▸ WHAT YOU NEED TO DO
Lines of the listing below that contain the string "true" are to be returned.
### LISTED ENTRIES
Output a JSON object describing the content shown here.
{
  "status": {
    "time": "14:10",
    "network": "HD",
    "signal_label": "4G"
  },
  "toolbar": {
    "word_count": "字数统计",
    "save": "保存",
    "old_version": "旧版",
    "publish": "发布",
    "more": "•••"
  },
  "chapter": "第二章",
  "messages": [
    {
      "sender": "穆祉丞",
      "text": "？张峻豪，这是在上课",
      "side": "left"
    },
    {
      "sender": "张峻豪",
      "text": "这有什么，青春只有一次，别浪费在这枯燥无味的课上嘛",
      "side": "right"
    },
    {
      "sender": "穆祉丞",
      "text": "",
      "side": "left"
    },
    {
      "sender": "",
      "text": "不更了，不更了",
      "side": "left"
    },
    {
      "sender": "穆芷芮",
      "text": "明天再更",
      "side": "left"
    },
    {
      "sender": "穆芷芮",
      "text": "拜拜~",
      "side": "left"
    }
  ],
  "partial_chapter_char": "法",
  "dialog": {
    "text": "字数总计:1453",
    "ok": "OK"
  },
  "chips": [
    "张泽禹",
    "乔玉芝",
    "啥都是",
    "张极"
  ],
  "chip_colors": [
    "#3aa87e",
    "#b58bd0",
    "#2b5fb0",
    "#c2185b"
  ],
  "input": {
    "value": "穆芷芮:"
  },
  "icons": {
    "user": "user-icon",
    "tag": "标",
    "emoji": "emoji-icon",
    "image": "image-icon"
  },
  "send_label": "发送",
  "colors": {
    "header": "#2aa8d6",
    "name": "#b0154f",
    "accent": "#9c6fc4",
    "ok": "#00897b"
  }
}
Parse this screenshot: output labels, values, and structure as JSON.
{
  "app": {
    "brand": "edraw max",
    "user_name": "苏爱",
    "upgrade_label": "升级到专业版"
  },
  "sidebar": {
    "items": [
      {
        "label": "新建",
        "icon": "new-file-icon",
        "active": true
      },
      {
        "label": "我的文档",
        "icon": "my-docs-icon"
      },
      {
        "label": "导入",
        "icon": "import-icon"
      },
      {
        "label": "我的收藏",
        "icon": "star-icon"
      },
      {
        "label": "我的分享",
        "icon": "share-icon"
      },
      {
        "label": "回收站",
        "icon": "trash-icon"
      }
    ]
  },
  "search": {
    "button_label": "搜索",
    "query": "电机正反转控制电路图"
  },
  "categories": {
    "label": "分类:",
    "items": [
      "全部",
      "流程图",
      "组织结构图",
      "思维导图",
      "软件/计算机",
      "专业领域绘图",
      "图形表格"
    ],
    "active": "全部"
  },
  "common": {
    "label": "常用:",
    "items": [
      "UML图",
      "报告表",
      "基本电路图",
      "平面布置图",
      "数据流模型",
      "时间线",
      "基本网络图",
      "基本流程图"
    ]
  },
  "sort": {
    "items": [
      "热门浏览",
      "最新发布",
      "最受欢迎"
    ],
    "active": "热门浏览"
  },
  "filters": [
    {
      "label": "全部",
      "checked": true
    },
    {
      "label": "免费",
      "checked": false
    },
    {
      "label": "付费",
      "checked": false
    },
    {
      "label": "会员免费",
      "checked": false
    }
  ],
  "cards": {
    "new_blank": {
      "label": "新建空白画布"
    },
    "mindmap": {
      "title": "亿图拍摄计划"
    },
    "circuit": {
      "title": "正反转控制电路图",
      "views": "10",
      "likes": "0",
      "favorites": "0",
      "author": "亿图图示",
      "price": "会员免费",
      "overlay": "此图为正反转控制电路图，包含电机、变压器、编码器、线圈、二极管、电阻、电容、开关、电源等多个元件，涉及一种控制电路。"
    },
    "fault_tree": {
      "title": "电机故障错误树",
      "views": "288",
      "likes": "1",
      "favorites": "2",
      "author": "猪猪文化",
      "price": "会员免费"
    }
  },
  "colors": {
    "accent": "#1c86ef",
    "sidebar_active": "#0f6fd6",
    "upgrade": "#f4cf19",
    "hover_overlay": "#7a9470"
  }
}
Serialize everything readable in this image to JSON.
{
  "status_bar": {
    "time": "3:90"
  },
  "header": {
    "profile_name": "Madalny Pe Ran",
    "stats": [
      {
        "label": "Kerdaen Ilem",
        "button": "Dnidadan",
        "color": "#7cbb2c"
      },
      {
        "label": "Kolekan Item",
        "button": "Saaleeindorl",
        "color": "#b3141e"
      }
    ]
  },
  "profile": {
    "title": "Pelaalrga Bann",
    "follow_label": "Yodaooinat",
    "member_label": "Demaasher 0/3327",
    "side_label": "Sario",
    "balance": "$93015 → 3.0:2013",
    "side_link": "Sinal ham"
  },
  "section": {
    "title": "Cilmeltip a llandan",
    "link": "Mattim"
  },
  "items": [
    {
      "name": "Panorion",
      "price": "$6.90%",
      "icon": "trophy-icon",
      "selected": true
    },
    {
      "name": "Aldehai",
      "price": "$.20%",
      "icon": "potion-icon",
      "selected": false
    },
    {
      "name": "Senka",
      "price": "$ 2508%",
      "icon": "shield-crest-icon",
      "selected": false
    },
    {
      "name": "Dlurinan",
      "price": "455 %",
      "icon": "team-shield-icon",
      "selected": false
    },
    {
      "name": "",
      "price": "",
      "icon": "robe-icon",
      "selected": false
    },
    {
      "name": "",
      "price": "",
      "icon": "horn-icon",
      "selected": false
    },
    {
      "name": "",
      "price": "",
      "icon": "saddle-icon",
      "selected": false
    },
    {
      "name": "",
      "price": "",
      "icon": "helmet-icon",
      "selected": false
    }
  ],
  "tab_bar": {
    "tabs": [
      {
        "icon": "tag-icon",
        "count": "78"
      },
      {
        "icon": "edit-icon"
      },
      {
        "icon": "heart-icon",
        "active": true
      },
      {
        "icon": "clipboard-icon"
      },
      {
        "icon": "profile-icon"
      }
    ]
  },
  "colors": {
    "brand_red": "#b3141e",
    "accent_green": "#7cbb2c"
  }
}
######
▸ SOLUTION TO THE EXERCISE
        "active": true
      "checked": true
      "selected": true
        "active": true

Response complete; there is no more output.